Saturday, March 4, 2017
Tragedy on a small but universal scale
Akhil sharma's story if you sing for me like that included in the 1990s section of 100 years of the best american short stories is surprising on a number of levels - first one of the few stories by a male writer from a female pov that feels lived and credible and not like a stunt. Second it's interesting to note in the intro passage that this story was rejected w form letters from a # of prominent lit mags. Do they even read what they receive? Or was there an innate bias at the time against publishing a story set in contemporary India?(today that would be a plus). Simply put the story is an older woman's look back at her married life and explaining how it is that she has never loved her husband. It's in some ways a denunciation of arranged marriages but it's much more - it's also a harrowing examination of a cold marriage that to outsider may seem a success and it's a look a the kind of oppression - not violence or crudity or deprivation but just plain dominance and the crushing of spirit - that millions of women accommodate to in order to get along and meet societal and family's expectations. In other words the story of a sad and diminished life. I don't know if women readers can embrace this story; there's a sadness and maybe an irony in that a man wrote this story about the crushing of a woman's spirit. Either way though the story stands on its own - an Indian short story version of madame Bovary or mrs dalloway - without the rebellion or tragic ending.

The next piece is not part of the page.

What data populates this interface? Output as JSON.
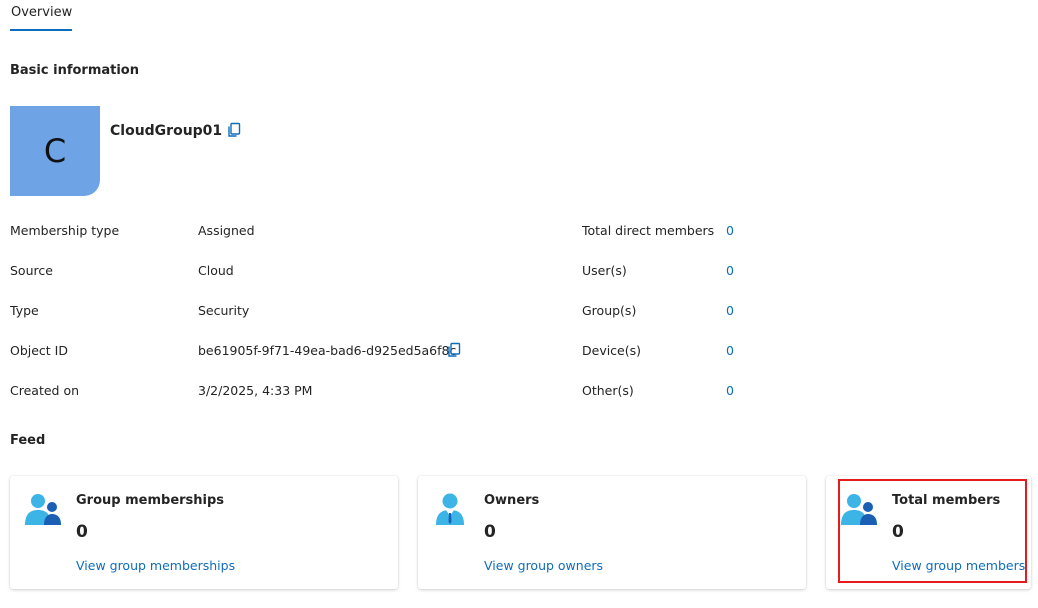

It's tragedy on a small, but universal, stage scale - all the more intense for that.